Set down every entry word for word. Omit the pictures.

Data for the task:
=-=-=
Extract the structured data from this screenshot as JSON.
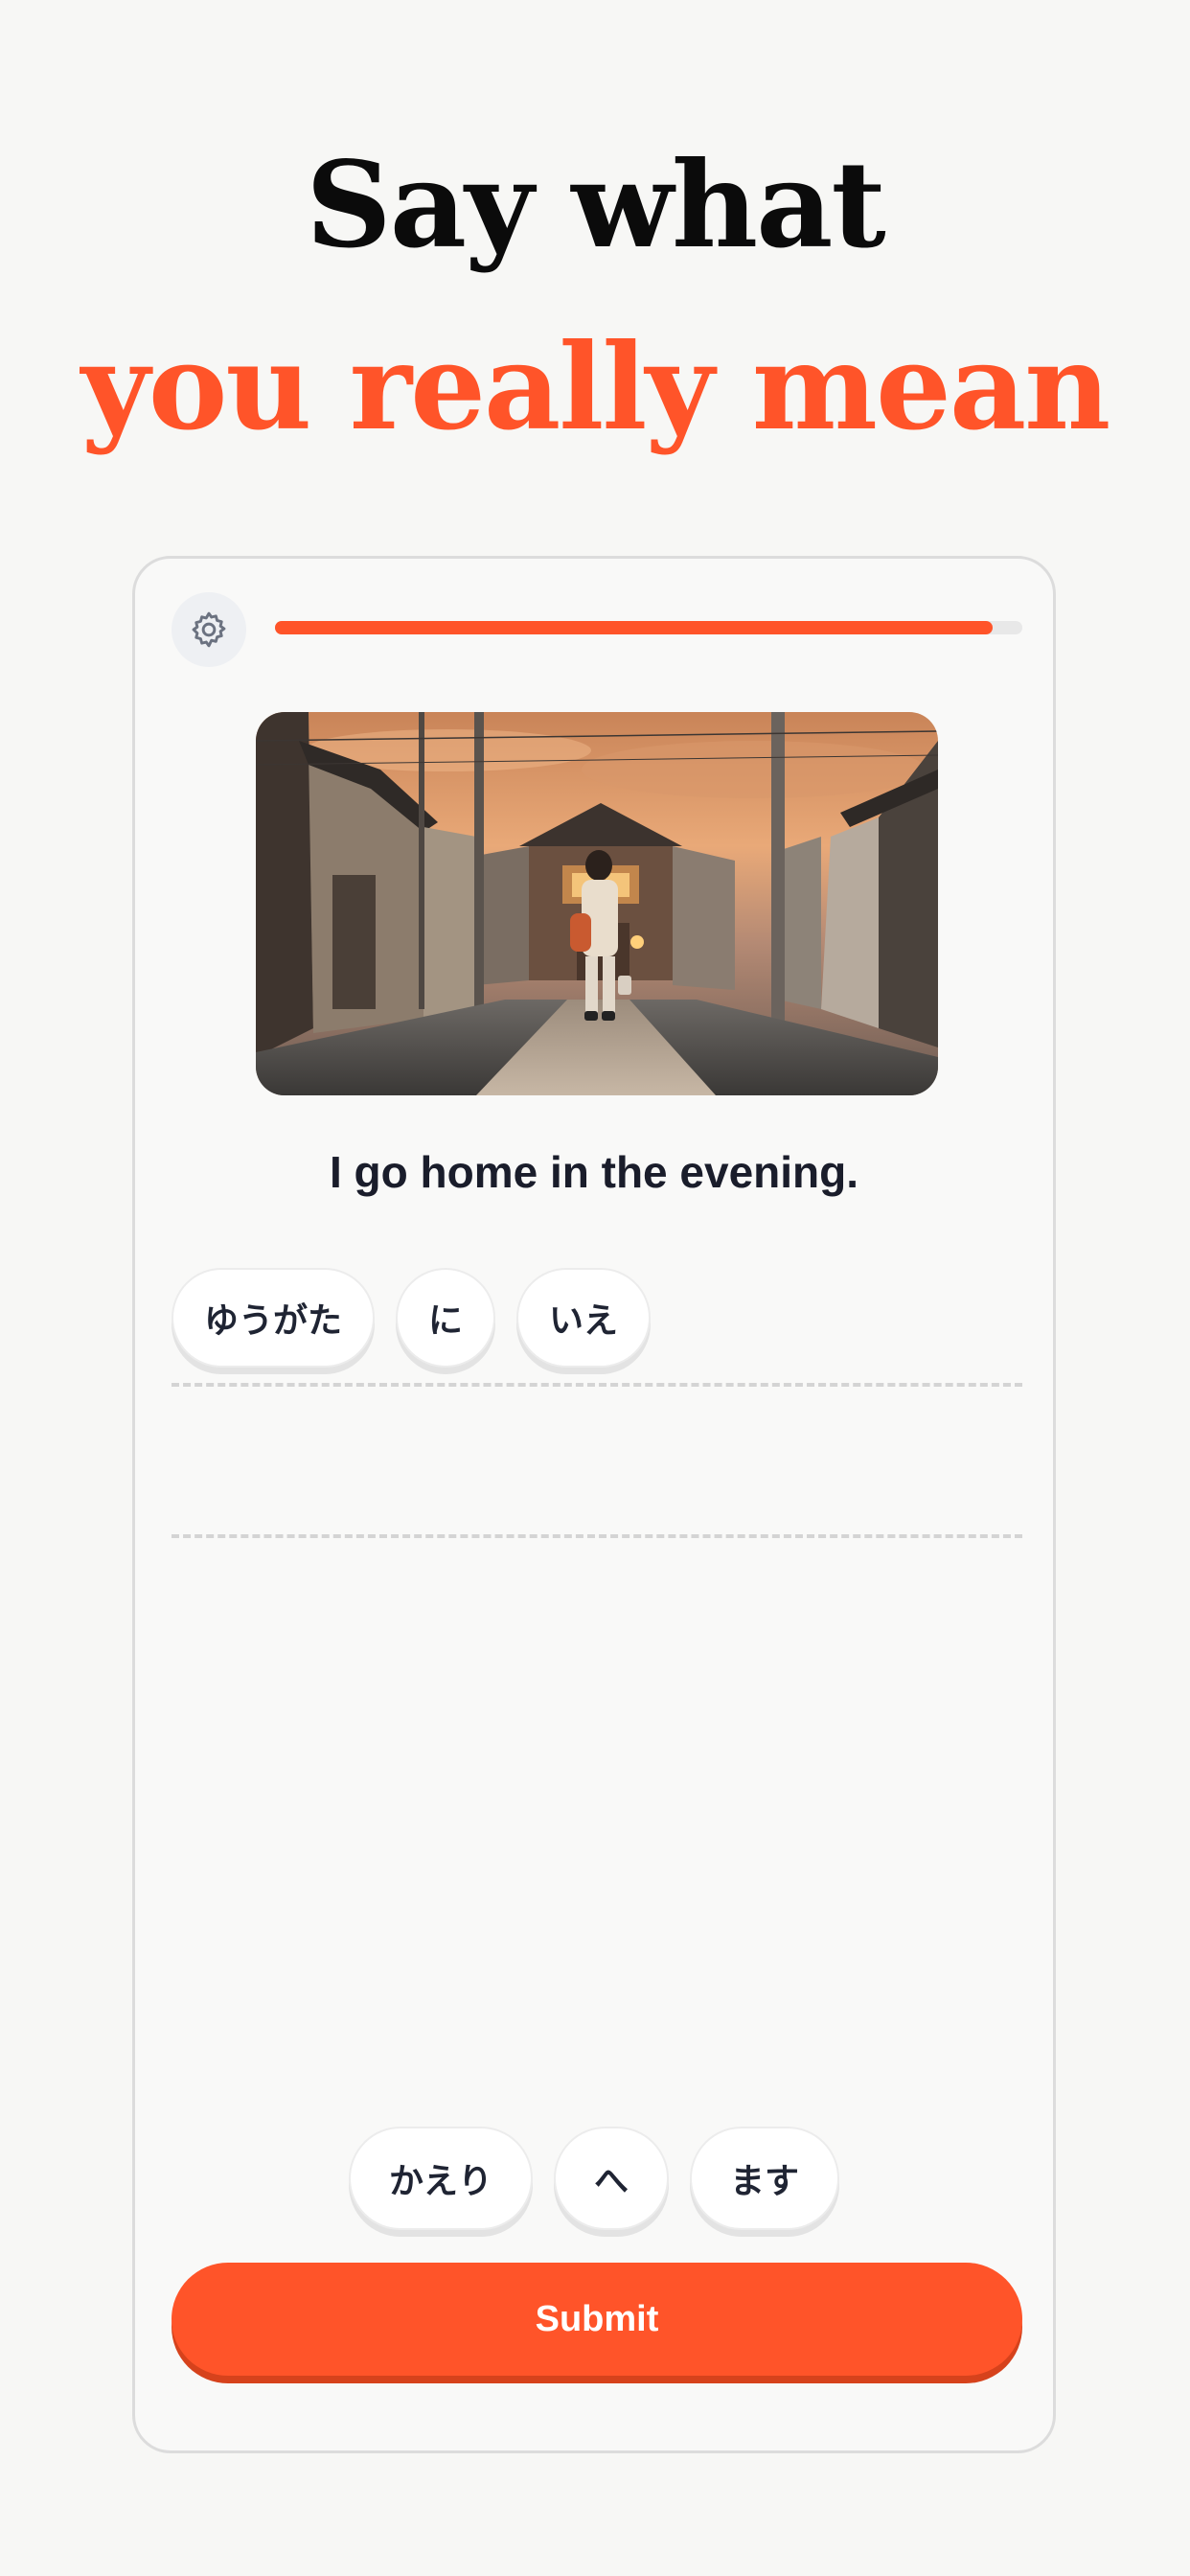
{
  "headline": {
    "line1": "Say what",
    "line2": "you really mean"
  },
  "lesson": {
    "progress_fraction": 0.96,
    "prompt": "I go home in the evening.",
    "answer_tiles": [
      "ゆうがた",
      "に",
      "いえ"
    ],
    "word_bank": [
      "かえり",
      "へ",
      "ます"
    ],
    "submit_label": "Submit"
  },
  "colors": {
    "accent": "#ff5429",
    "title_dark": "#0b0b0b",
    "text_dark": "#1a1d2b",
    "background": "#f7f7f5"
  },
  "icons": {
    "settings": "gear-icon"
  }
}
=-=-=
Reply:
Extract the structured data from this screenshot as JSON.
{
  "headline": {
    "line1": "Say what",
    "line2": "you really mean"
  },
  "lesson": {
    "progress_fraction": 0.96,
    "prompt": "I go home in the evening.",
    "answer_tiles": [
      "ゆうがた",
      "に",
      "いえ"
    ],
    "word_bank": [
      "かえり",
      "へ",
      "ます"
    ],
    "submit_label": "Submit"
  },
  "colors": {
    "accent": "#ff5429",
    "title_dark": "#0b0b0b",
    "text_dark": "#1a1d2b",
    "background": "#f7f7f5"
  },
  "icons": {
    "settings": "gear-icon"
  }
}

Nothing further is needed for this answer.